Your goal: The answer must repeat every record exactly, with all pictures omitted.

(Items from an interface collection)
════

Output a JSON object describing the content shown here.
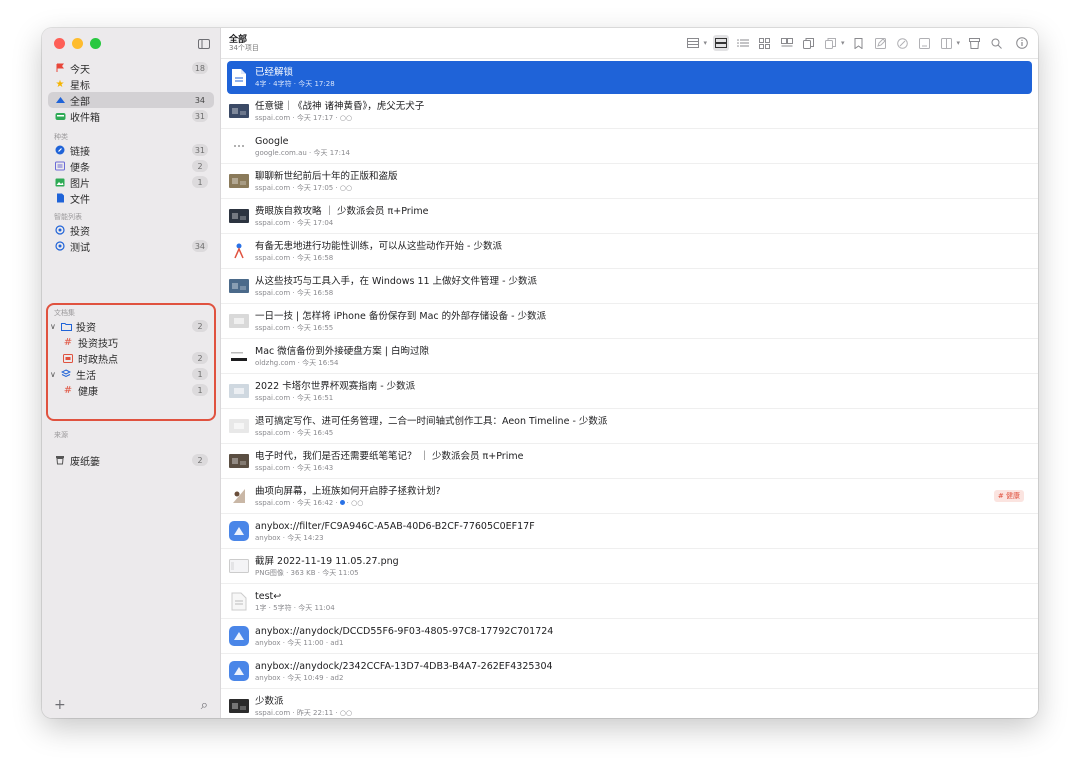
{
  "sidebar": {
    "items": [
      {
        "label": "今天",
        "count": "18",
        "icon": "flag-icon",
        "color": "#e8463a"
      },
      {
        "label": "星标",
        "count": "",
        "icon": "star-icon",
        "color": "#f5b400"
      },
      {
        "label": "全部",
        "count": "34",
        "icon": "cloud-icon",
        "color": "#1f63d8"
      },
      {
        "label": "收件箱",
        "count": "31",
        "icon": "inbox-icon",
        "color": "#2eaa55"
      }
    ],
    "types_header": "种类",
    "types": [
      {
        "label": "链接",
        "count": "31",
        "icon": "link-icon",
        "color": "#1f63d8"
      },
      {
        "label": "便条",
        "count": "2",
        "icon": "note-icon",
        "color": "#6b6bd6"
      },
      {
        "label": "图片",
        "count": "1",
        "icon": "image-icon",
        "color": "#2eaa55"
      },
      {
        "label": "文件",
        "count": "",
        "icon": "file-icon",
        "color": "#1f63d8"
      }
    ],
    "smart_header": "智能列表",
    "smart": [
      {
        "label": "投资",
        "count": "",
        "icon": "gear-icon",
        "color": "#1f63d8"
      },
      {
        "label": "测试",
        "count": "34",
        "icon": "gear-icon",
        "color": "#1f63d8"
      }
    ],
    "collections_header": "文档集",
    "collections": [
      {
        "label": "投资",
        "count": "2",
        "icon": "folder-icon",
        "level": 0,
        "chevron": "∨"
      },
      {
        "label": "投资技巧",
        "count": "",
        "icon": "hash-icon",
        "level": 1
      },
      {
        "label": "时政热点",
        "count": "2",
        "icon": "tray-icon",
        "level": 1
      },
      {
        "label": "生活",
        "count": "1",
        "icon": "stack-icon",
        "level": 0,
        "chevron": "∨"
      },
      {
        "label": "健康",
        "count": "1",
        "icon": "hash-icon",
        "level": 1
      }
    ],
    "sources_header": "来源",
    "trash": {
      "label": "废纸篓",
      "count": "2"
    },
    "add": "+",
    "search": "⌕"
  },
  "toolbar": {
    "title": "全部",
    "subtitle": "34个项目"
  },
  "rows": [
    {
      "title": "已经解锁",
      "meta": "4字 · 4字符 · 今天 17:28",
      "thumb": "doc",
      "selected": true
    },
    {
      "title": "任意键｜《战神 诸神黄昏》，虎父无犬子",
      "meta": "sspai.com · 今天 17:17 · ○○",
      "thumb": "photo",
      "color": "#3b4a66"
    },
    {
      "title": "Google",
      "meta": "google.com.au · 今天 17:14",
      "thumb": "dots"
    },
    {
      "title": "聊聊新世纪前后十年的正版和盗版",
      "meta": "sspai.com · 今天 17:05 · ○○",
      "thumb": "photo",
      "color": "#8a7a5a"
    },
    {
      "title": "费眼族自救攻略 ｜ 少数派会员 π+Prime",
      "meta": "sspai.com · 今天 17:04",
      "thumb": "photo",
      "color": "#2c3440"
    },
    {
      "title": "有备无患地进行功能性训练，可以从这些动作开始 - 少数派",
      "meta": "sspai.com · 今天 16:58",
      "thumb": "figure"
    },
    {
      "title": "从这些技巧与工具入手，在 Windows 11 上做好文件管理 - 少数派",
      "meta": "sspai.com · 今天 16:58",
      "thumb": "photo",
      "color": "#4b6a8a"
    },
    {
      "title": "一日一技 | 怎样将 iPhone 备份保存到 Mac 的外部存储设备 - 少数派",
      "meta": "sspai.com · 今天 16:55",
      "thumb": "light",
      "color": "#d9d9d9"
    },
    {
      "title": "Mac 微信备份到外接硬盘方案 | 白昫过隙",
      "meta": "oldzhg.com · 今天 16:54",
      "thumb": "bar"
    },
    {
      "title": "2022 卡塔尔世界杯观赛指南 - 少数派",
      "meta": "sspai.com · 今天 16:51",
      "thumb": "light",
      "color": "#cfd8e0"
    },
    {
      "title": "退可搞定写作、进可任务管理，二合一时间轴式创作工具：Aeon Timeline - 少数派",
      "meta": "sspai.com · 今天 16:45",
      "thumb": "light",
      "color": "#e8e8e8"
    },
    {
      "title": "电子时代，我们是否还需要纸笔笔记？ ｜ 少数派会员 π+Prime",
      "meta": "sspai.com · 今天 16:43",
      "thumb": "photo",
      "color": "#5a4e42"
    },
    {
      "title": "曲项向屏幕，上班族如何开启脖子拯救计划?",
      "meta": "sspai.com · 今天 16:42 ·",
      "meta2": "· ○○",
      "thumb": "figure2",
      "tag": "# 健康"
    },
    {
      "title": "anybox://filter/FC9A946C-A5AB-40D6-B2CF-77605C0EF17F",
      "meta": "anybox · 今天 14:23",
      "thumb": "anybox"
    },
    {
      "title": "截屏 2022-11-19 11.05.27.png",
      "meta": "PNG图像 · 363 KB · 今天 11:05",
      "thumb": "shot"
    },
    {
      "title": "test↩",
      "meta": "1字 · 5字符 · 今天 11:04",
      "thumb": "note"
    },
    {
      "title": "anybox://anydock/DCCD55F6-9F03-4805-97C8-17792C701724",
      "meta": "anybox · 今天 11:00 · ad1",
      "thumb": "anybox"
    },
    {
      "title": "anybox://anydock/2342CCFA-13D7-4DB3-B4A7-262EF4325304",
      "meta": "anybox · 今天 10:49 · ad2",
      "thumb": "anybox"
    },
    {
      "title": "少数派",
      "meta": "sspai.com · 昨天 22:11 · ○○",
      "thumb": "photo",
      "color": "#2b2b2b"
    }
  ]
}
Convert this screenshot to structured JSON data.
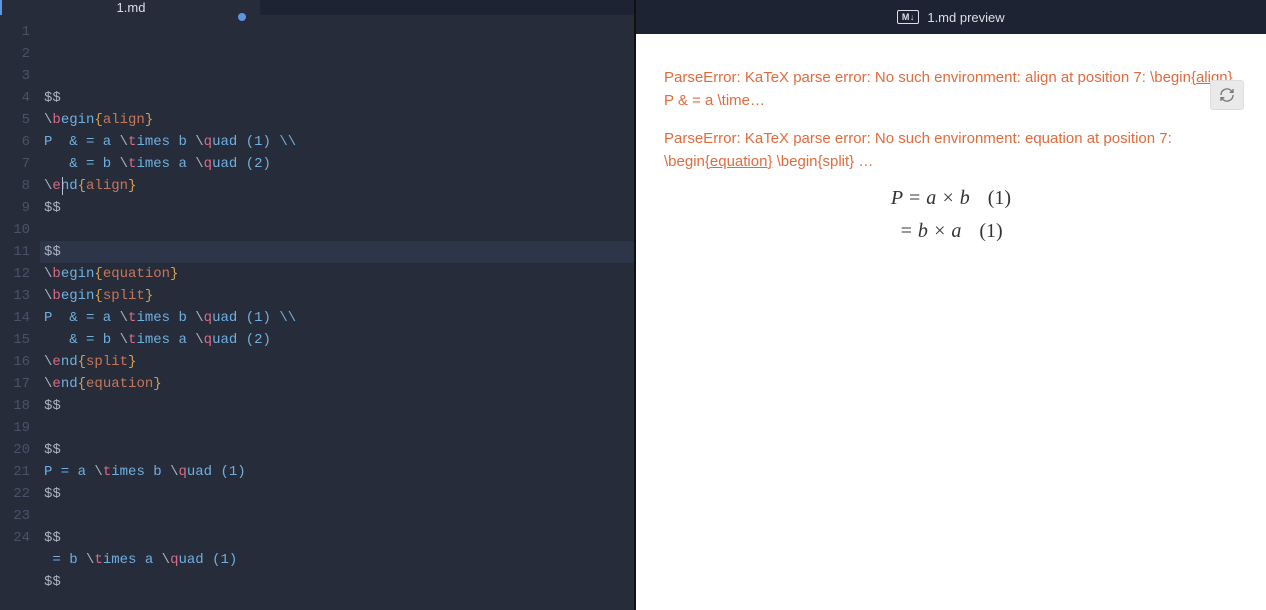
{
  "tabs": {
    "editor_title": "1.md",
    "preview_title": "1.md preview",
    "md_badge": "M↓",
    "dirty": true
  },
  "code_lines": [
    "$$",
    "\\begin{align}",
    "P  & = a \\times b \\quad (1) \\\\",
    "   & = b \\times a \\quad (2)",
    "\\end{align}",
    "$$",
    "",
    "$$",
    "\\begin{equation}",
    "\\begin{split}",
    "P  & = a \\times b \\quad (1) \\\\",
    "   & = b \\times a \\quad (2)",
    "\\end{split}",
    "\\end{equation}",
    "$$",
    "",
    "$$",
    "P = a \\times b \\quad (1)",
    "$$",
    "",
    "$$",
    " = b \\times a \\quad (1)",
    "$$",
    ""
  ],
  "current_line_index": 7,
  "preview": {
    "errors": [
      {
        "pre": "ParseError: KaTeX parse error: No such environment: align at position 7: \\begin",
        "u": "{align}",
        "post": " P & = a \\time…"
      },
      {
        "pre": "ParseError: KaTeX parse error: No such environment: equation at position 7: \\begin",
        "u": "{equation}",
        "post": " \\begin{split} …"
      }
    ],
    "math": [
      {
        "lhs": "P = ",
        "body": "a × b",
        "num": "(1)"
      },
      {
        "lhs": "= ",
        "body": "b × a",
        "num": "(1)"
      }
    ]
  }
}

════

Response area:
Output a JSON object describing the content shown here.
{
  "sidebar": {
    "items": [
      {
        "label": "今天",
        "count": "18",
        "icon": "flag-icon",
        "color": "#e8463a"
      },
      {
        "label": "星标",
        "count": "",
        "icon": "star-icon",
        "color": "#f5b400"
      },
      {
        "label": "全部",
        "count": "34",
        "icon": "cloud-icon",
        "color": "#1f63d8"
      },
      {
        "label": "收件箱",
        "count": "31",
        "icon": "inbox-icon",
        "color": "#2eaa55"
      }
    ],
    "types_header": "种类",
    "types": [
      {
        "label": "链接",
        "count": "31",
        "icon": "link-icon",
        "color": "#1f63d8"
      },
      {
        "label": "便条",
        "count": "2",
        "icon": "note-icon",
        "color": "#6b6bd6"
      },
      {
        "label": "图片",
        "count": "1",
        "icon": "image-icon",
        "color": "#2eaa55"
      },
      {
        "label": "文件",
        "count": "",
        "icon": "file-icon",
        "color": "#1f63d8"
      }
    ],
    "smart_header": "智能列表",
    "smart": [
      {
        "label": "投资",
        "count": "",
        "icon": "gear-icon",
        "color": "#1f63d8"
      },
      {
        "label": "测试",
        "count": "34",
        "icon": "gear-icon",
        "color": "#1f63d8"
      }
    ],
    "collections_header": "文档集",
    "collections": [
      {
        "label": "投资",
        "count": "2",
        "icon": "folder-icon",
        "level": 0,
        "chevron": "∨"
      },
      {
        "label": "投资技巧",
        "count": "",
        "icon": "hash-icon",
        "level": 1
      },
      {
        "label": "时政热点",
        "count": "2",
        "icon": "tray-icon",
        "level": 1
      },
      {
        "label": "生活",
        "count": "1",
        "icon": "stack-icon",
        "level": 0,
        "chevron": "∨"
      },
      {
        "label": "健康",
        "count": "1",
        "icon": "hash-icon",
        "level": 1
      }
    ],
    "sources_header": "来源",
    "trash": {
      "label": "废纸篓",
      "count": "2"
    },
    "add": "+",
    "search": "⌕"
  },
  "toolbar": {
    "title": "全部",
    "subtitle": "34个项目"
  },
  "rows": [
    {
      "title": "已经解锁",
      "meta": "4字 · 4字符 · 今天 17:28",
      "thumb": "doc",
      "selected": true
    },
    {
      "title": "任意键｜《战神 诸神黄昏》，虎父无犬子",
      "meta": "sspai.com · 今天 17:17 · ○○",
      "thumb": "photo",
      "color": "#3b4a66"
    },
    {
      "title": "Google",
      "meta": "google.com.au · 今天 17:14",
      "thumb": "dots"
    },
    {
      "title": "聊聊新世纪前后十年的正版和盗版",
      "meta": "sspai.com · 今天 17:05 · ○○",
      "thumb": "photo",
      "color": "#8a7a5a"
    },
    {
      "title": "费眼族自救攻略 ｜ 少数派会员 π+Prime",
      "meta": "sspai.com · 今天 17:04",
      "thumb": "photo",
      "color": "#2c3440"
    },
    {
      "title": "有备无患地进行功能性训练，可以从这些动作开始 - 少数派",
      "meta": "sspai.com · 今天 16:58",
      "thumb": "figure"
    },
    {
      "title": "从这些技巧与工具入手，在 Windows 11 上做好文件管理 - 少数派",
      "meta": "sspai.com · 今天 16:58",
      "thumb": "photo",
      "color": "#4b6a8a"
    },
    {
      "title": "一日一技 | 怎样将 iPhone 备份保存到 Mac 的外部存储设备 - 少数派",
      "meta": "sspai.com · 今天 16:55",
      "thumb": "light",
      "color": "#d9d9d9"
    },
    {
      "title": "Mac 微信备份到外接硬盘方案 | 白昫过隙",
      "meta": "oldzhg.com · 今天 16:54",
      "thumb": "bar"
    },
    {
      "title": "2022 卡塔尔世界杯观赛指南 - 少数派",
      "meta": "sspai.com · 今天 16:51",
      "thumb": "light",
      "color": "#cfd8e0"
    },
    {
      "title": "退可搞定写作、进可任务管理，二合一时间轴式创作工具：Aeon Timeline - 少数派",
      "meta": "sspai.com · 今天 16:45",
      "thumb": "light",
      "color": "#e8e8e8"
    },
    {
      "title": "电子时代，我们是否还需要纸笔笔记？ ｜ 少数派会员 π+Prime",
      "meta": "sspai.com · 今天 16:43",
      "thumb": "photo",
      "color": "#5a4e42"
    },
    {
      "title": "曲项向屏幕，上班族如何开启脖子拯救计划?",
      "meta": "sspai.com · 今天 16:42 ·",
      "meta2": "· ○○",
      "thumb": "figure2",
      "tag": "# 健康"
    },
    {
      "title": "anybox://filter/FC9A946C-A5AB-40D6-B2CF-77605C0EF17F",
      "meta": "anybox · 今天 14:23",
      "thumb": "anybox"
    },
    {
      "title": "截屏 2022-11-19 11.05.27.png",
      "meta": "PNG图像 · 363 KB · 今天 11:05",
      "thumb": "shot"
    },
    {
      "title": "test↩",
      "meta": "1字 · 5字符 · 今天 11:04",
      "thumb": "note"
    },
    {
      "title": "anybox://anydock/DCCD55F6-9F03-4805-97C8-17792C701724",
      "meta": "anybox · 今天 11:00 · ad1",
      "thumb": "anybox"
    },
    {
      "title": "anybox://anydock/2342CCFA-13D7-4DB3-B4A7-262EF4325304",
      "meta": "anybox · 今天 10:49 · ad2",
      "thumb": "anybox"
    },
    {
      "title": "少数派",
      "meta": "sspai.com · 昨天 22:11 · ○○",
      "thumb": "photo",
      "color": "#2b2b2b"
    }
  ]
}
Convert this screenshot to structured JSON data.
{
  "tabs": {
    "editor_title": "1.md",
    "preview_title": "1.md preview",
    "md_badge": "M↓",
    "dirty": true
  },
  "code_lines": [
    "$$",
    "\\begin{align}",
    "P  & = a \\times b \\quad (1) \\\\",
    "   & = b \\times a \\quad (2)",
    "\\end{align}",
    "$$",
    "",
    "$$",
    "\\begin{equation}",
    "\\begin{split}",
    "P  & = a \\times b \\quad (1) \\\\",
    "   & = b \\times a \\quad (2)",
    "\\end{split}",
    "\\end{equation}",
    "$$",
    "",
    "$$",
    "P = a \\times b \\quad (1)",
    "$$",
    "",
    "$$",
    " = b \\times a \\quad (1)",
    "$$",
    ""
  ],
  "current_line_index": 7,
  "preview": {
    "errors": [
      {
        "pre": "ParseError: KaTeX parse error: No such environment: align at position 7: \\begin",
        "u": "{align}",
        "post": " P & = a \\time…"
      },
      {
        "pre": "ParseError: KaTeX parse error: No such environment: equation at position 7: \\begin",
        "u": "{equation}",
        "post": " \\begin{split} …"
      }
    ],
    "math": [
      {
        "lhs": "P = ",
        "body": "a × b",
        "num": "(1)"
      },
      {
        "lhs": "= ",
        "body": "b × a",
        "num": "(1)"
      }
    ]
  }
}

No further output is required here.